Whom exactly are "them?" We will suppose that Secretary Gutiérrez is not so great a political naif as to suggest publicly for a second time in less than a week that the U.S. should suffocate the Cuban people. He no doubt meant the Castro regime. The Bush administration, however, has done nothing in eight years to restrict its "breathing room." On the contrary, it has been far more accommodating than its predecessor in all respects except kidnapping Cuban children and delivering them to Castro. During Bush's tenure the trade embargo has been effectively scrapped; the only remaining provision stipulates that the bankrupt Castro regime cannot buy on credit but must pay upfront for everything it buys (which, incidentally, is the only time that the administration tried to curb U.S. corporations from making bad loans that would eventually have to be underwritten by American taxpayers). Bush has also rigorously enforced the legal travesty known as the "Wet Foot/Dry Foot" policy -- remember, a policy not a law -- longer than did Clinton, though he could have ended it on his first day in office by presidential order. Finally, Bush ceased all efforts to have Communist Cuba condemned for human rights abuses at international forums, and even acquiesced to the dissolution of the U.N. Human Rights Commission, at Geneva, which was replaced by a Committee for the Validation of Tyrants, controlled by Cuba and Iran.
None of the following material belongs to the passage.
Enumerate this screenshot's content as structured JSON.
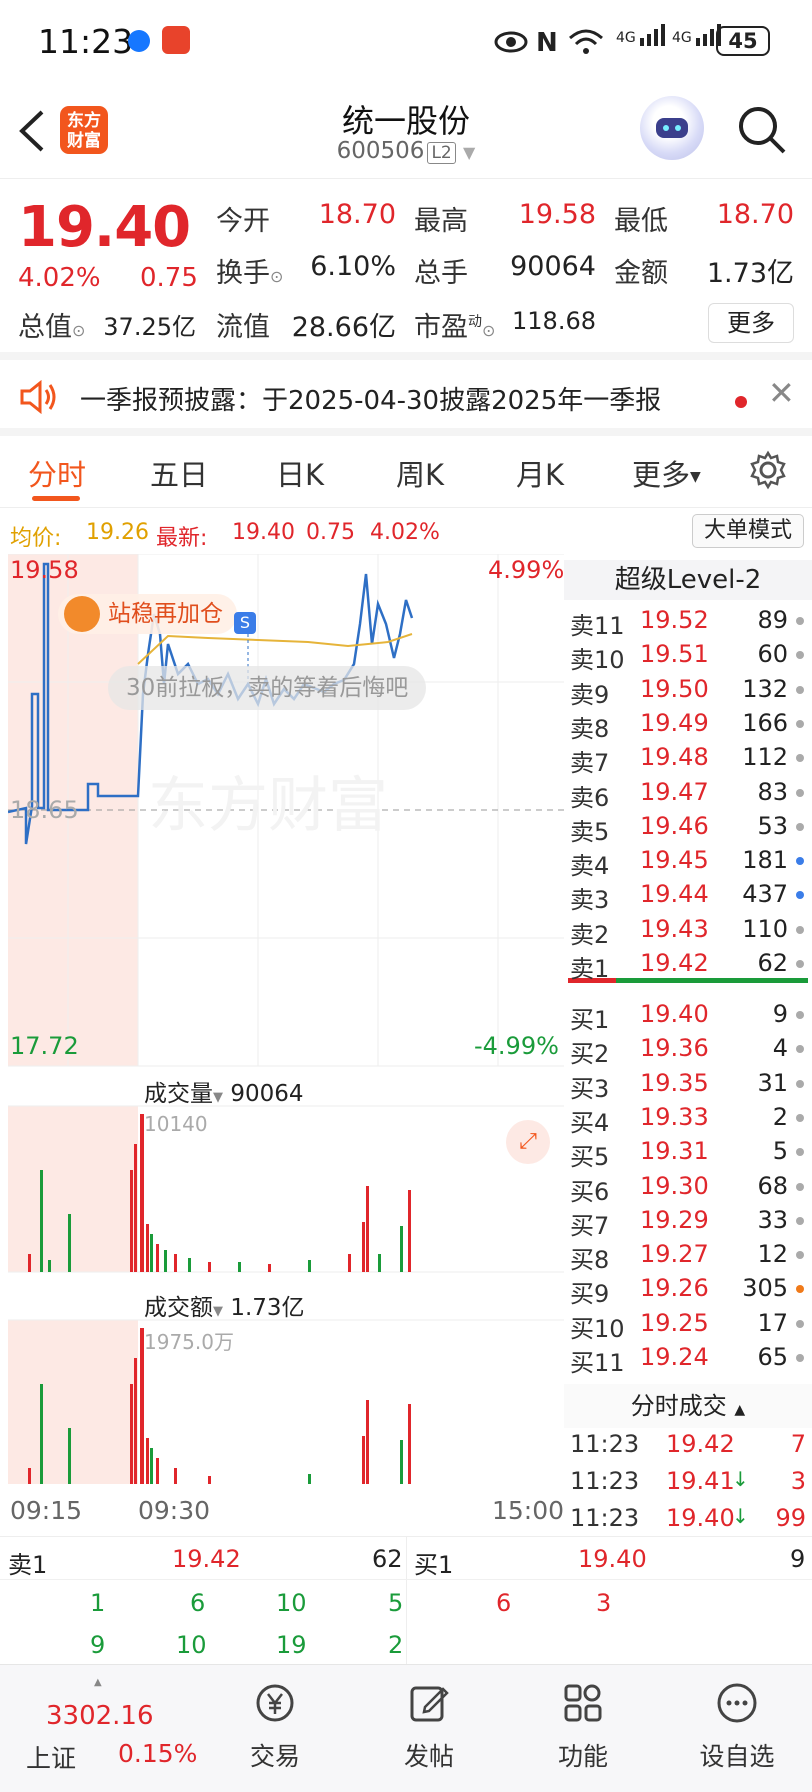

Compared to the turbulent Clinton years, when U.S.-Cuban relations consisted of one crisis after the other, Bush has done everything in his two terms not to destabilize the Castro regime because it prized order above freedom, at least as far as Cuba was concerned. Specifically, our "great amigo" feared that the eruption of freedom in Cuba might lead to another mass exodus of refugees and Bush preferred to have Cubans as Castro's problem rather than his. Besides, why make a genuine effort to topple Castro when all you have to do is hold a Cuban Independence Day celebration at the White House every year to win the unconditional support of the likes of Val Prieto?
In the waning days of the Bush era, Secretary Gutiérrez has been delegated to take up again the torch of Cuban freedom (if he can find it). I suppose that the commerce secretary and former CEO of Kellogg Corporation is taking refuge in his Cuban roots to escape the present crisis on Wall Street. Even "¡Viva Cuba Libre!" sounds more credible these days than "Viva Deregulation!" or "Viva Golden Parachutes!"
We would have welcomed Gutiérrez to the cause, even at this late date, if his efforts were on behalf of the Cuban people rather than in support of those like Val Prieto who share Castro's goal of starving them. There is one difference between Prieto and Gutiérrez, however. Val wants to starve Cubans in order to goad them into rebellion. Gutiérrez did not get where he is by being "idealistic." He may have adopted Val's rhetoric ("Cubans don't need money because there's nothing to buy in Cuba"), but his motives are his own. He has refused to relax restrictions on remittances and family visits because he knows that it is necessary to increase the suffering of the Cuban people (limit their "breathing room") in order to avoid "chaos in Cuba" as he put it. A people that must struggle for every sip of water or morsal of food is engaged in a Darwinian struggle that precludes revolution. On the eve of the presidential election, the last thing that Gutiérrez (or Bush) wants is any kind of convulsion in Cuba. (Personally, I think that it would help John McCain, not hurt him. At such a moment, the difference between McCain and Obama would never seem more stark).
"Change has to happen in Cuba and I’ll tell you that the future of Cuba is not in Miami, it’s not in New Jersey but probably in a jail cell in Cuba. Somewhere in Cuba. That’s where the future leadership is." -- Secretary Gutiérrez, Ibid
Nor in Battle Creek, Michigan. Heaven help us!